Inserting himself into this environment in 1900, Ermenegildo Castiglioni hired the architect Giuseppe Sommaruga to design this palace for him. This Castiglioni was not the better-known businessman, developer and close friend of the liberal philosopher and politician, Giuseppe Mazzini; that man had died four years earlier. It was his heir and adoptive nephew, the engineer Ermenegildo Castiglioni Marazzi.
We can see, in the top photograph of the entire façade, the line of undulating, gyrating putti in high-relief decorative concrete above the windows of the piano nobile. We also can see the un-classical asymmetry of the façade in its single balcony and loggia on the far right side. We can see, in the bottom photograph (directly above), those unusual porthole windows, seemingly invaded by rough, cyclopean stonework. All of these elements call out a challenge to the intended sober, quiet elegance of the avenue.
What we don’t see, however, is the ultimate ‘insult’ that too many of the more conservative of Milan’s elite felt upon seeing the large, nude female allegories of Peace and Industry–decorative concrete figures by sculptor Ernesto Bazzaro, which flanked the central entrance of the palazzo. The public outcry at being visually accosted by nude, female figures who greeted them with their ample backsides–forced the two sculptures to be relocated to a garden façade of another Sommaruga building, the Villa Romeo Faccanoni (1912-1914). To see these ‘offending’ sculptures of Peace and Industry by Bazzaro, open this link and scroll down to the second photograph.

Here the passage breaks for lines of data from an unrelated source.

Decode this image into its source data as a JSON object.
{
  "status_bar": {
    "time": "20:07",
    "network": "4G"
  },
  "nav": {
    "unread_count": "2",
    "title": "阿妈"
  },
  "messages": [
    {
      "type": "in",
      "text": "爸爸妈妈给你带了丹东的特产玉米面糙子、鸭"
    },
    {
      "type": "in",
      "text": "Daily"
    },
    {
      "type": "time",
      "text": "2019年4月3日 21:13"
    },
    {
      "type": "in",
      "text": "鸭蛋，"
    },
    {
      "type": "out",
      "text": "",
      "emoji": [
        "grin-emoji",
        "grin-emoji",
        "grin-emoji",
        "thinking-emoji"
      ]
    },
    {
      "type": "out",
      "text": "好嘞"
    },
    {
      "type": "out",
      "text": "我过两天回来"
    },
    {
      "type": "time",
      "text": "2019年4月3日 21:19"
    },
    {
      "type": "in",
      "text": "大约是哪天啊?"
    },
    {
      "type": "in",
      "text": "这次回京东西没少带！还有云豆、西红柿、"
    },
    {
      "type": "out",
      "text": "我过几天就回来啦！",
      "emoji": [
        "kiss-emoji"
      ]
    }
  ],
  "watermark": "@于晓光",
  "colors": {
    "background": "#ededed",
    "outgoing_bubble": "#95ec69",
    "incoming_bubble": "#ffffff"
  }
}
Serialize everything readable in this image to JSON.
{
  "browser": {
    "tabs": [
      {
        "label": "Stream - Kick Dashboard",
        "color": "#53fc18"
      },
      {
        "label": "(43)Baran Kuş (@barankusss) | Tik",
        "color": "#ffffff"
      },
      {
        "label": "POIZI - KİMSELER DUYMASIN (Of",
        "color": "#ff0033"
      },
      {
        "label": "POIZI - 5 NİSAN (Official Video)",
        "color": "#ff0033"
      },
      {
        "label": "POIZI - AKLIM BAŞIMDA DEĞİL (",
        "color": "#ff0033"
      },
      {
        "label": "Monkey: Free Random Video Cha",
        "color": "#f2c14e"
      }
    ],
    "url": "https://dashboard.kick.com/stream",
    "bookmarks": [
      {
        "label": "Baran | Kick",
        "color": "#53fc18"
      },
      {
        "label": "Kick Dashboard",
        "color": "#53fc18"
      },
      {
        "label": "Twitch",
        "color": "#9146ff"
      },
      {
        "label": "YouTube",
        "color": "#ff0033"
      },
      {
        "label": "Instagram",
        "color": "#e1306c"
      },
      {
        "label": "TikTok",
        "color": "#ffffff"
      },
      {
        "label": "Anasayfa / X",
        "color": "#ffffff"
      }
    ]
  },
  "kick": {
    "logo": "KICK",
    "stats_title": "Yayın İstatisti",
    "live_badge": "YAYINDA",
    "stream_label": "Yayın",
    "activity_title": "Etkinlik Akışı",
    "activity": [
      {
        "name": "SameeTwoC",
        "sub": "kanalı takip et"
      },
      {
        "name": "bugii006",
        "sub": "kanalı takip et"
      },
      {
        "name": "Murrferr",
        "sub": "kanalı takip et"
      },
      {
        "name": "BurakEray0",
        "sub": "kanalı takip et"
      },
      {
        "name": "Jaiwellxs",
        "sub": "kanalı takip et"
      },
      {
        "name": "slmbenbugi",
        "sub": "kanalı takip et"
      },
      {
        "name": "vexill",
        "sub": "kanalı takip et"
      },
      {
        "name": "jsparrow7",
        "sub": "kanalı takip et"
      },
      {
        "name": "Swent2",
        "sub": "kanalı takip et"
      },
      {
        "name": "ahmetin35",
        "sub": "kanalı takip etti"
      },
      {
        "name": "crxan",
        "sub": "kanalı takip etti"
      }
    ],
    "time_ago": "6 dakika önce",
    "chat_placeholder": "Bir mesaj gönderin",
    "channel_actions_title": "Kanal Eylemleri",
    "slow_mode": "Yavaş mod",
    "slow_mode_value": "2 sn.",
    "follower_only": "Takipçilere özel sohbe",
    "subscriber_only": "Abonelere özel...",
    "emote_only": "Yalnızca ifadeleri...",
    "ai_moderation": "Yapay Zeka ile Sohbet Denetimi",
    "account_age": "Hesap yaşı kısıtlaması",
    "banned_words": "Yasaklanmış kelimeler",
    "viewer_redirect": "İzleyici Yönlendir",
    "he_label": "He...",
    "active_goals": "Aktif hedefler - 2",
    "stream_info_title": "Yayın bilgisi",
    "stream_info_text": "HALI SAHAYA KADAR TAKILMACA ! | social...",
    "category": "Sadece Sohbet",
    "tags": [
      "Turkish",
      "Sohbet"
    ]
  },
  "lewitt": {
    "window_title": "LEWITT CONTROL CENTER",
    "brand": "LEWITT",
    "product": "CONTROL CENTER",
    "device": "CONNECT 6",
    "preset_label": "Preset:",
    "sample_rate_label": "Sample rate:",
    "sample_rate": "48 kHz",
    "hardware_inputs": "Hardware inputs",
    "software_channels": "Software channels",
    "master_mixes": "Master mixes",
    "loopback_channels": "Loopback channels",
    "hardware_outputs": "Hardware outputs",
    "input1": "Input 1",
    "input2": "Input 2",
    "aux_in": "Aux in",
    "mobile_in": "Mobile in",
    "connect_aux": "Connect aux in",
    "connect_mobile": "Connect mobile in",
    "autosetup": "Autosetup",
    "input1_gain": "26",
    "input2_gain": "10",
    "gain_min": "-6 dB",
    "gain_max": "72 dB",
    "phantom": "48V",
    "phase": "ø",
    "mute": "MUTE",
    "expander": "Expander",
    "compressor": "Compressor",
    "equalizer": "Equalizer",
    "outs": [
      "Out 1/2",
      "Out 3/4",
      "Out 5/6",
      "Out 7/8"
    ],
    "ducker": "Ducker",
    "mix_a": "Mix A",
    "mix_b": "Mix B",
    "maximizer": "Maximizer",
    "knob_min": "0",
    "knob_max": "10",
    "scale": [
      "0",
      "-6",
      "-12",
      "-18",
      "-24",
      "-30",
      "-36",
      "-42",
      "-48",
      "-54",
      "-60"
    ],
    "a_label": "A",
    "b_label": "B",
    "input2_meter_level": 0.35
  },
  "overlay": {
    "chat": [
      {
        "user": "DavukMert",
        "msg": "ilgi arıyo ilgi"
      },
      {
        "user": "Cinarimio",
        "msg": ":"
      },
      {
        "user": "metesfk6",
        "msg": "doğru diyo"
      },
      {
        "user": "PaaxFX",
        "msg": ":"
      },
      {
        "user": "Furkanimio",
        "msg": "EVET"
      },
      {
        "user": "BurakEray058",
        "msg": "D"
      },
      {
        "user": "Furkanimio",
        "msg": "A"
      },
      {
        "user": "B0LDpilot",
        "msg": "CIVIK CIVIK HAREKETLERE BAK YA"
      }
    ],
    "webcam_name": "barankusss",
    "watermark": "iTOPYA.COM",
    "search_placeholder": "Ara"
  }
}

Two Unidentified Buildings
The main feature which connects this building to Art Nouveau is the sensuality and even the simple presence of the two painted figures which flank the central window of the piano nobile. The other architectural details seem to be Baroque carryovers, such as the broken pediment, on which the two figures ‘rest’ an elbow, and the heavy rustication of bush-hammered stone of the ground floor. I wish I knew more about the provenance of those two figures, which have been painted on a separate support, then affixed to the façade.
Here is another moderate example of the style, of which I suspect one can find several more in this area of Milan.
Eight Architectural Details
The heavy rustication in a diamond pattern on the ground floor contrasts with the smooth ashlar masonry of the upper floors of this Renaissance Revival palace. Today it houses the Art and Science Museum of Milan. Take care not to stumble into this wall as you pass by!
A rather exuberant statement in decorative concrete for this portal and balcony. The building is also sometimes referred to as the Casa Tosi. It was built as a private residence.
The main feature of this flattened arch over the doorway are the two, deep, semicircular scallops, but I have no idea what to call it. Moorish architecture often has scalloped (or multifoil) arches, but there would be at least five scallops and they would continue all the way across the arch. For now, I’ll call this an interesting bit of creative vernacular design.
Here is an interesting window, whose lintel enframes a heavy keystone bracket. However, the segmental arch on either side of that bracket is of brick and much lighter. Because the red brick contrasts with the grey stone, we readily see that the vertical jambs not only frame the window, but also jut out at the top to create an abutment from which the brick arch springs.
The capping lintels of these windows shows a particularly elegant bit of Art Nouveau design: what is known as the whiplash. In French, the common term is coup de fouet. If the term is also used in Italian writing on Art Nouveau, it would be colpo di frusta.
Here, finally, is an utterly beautiful, simple, and elegant window frame: a perfect antidote to a blog post containing so much over-the-top design.